For this exercise, restate every line below word for word and drop the images.

-- Materials provided follows --

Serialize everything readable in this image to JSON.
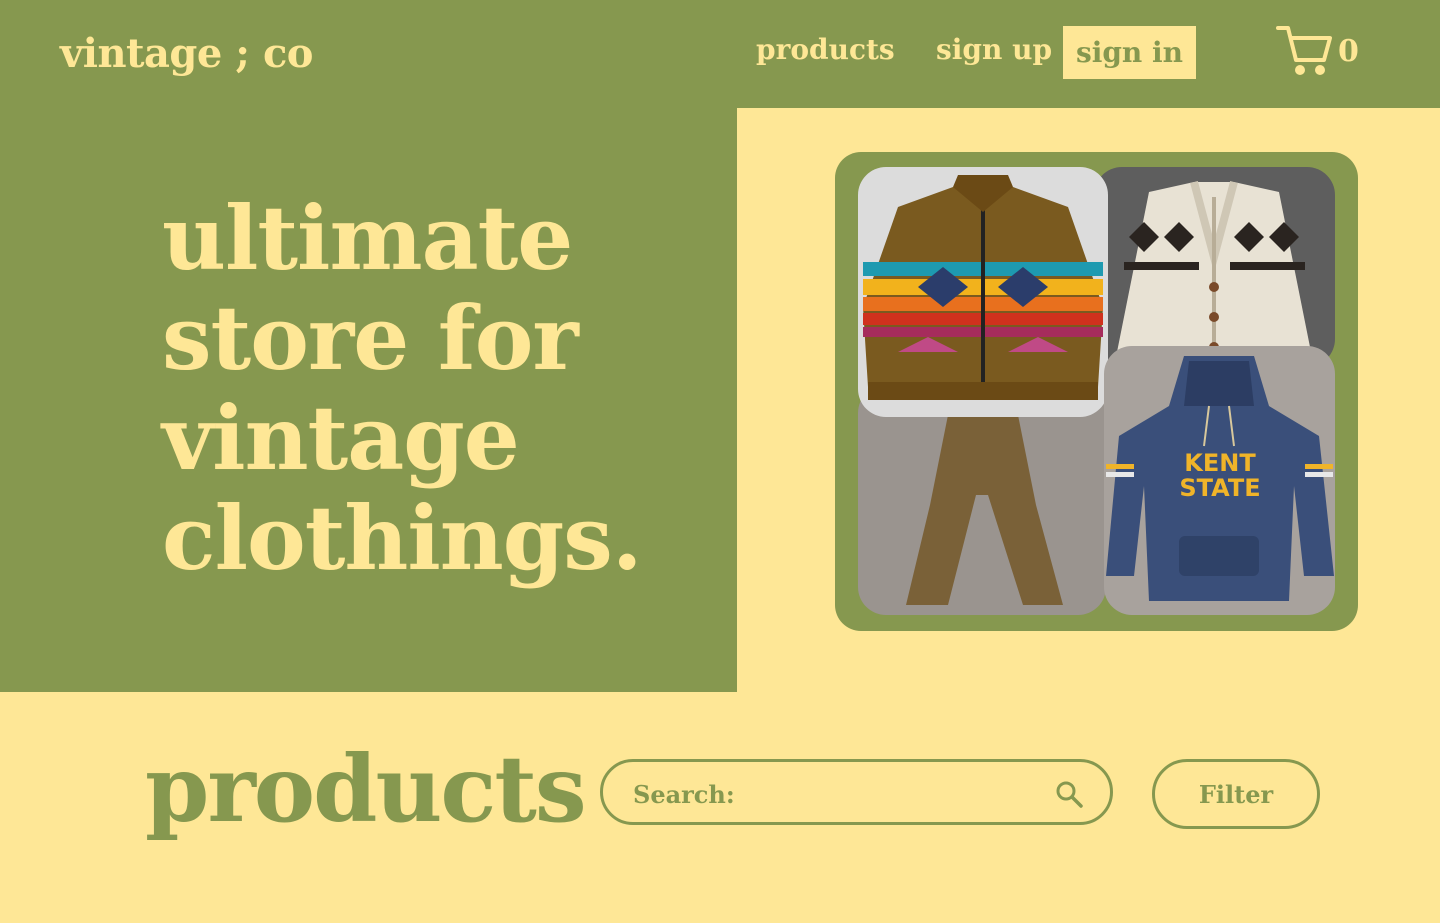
{
  "brand": {
    "logo": "vintage ; co"
  },
  "nav": {
    "products": "products",
    "sign_up": "sign up",
    "sign_in": "sign in",
    "cart_count": "0",
    "cart_icon": "shopping-cart-icon"
  },
  "hero": {
    "lines": [
      "ultimate",
      "store for",
      "vintage",
      "clothings."
    ]
  },
  "gallery": {
    "items": [
      {
        "name": "patterned-wool-jacket"
      },
      {
        "name": "knit-shawl-cardigan"
      },
      {
        "name": "corduroy-flared-pants"
      },
      {
        "name": "kent-state-hoodie",
        "printed_text": "KENT STATE"
      }
    ]
  },
  "products_section": {
    "title": "products",
    "search_label": "Search:",
    "search_value": "",
    "search_icon": "search-icon",
    "filter_label": "Filter"
  },
  "colors": {
    "green": "#86984f",
    "cream": "#fee796"
  }
}
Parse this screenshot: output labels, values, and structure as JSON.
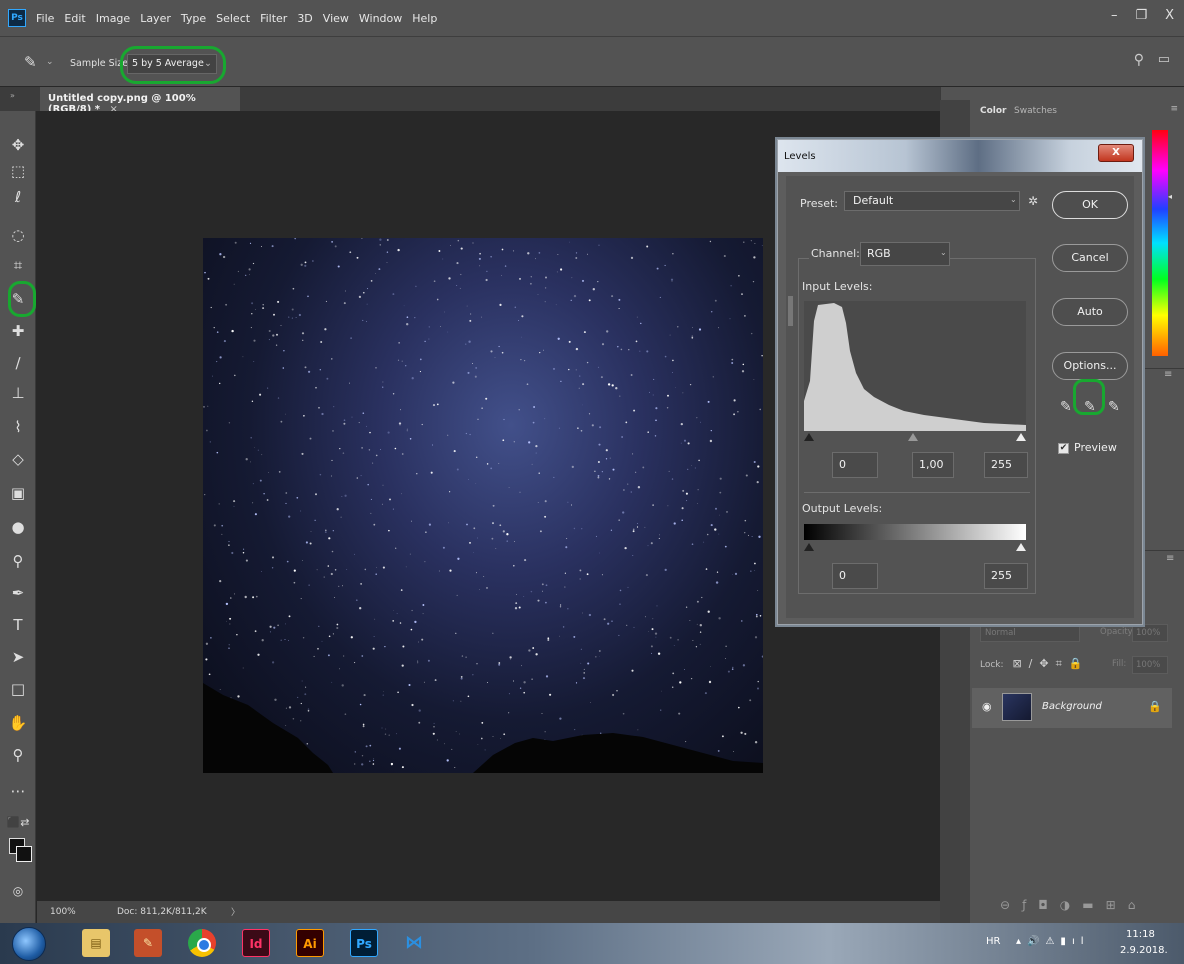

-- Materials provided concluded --

Result below:
Serialize everything readable in this image to JSON.
{
  "brand": {
    "logo": "vintage ; co"
  },
  "nav": {
    "products": "products",
    "sign_up": "sign up",
    "sign_in": "sign in",
    "cart_count": "0",
    "cart_icon": "shopping-cart-icon"
  },
  "hero": {
    "lines": [
      "ultimate",
      "store for",
      "vintage",
      "clothings."
    ]
  },
  "gallery": {
    "items": [
      {
        "name": "patterned-wool-jacket"
      },
      {
        "name": "knit-shawl-cardigan"
      },
      {
        "name": "corduroy-flared-pants"
      },
      {
        "name": "kent-state-hoodie",
        "printed_text": "KENT STATE"
      }
    ]
  },
  "products_section": {
    "title": "products",
    "search_label": "Search:",
    "search_value": "",
    "search_icon": "search-icon",
    "filter_label": "Filter"
  },
  "colors": {
    "green": "#86984f",
    "cream": "#fee796"
  }
}
Parse this screenshot: output labels, values, and structure as JSON.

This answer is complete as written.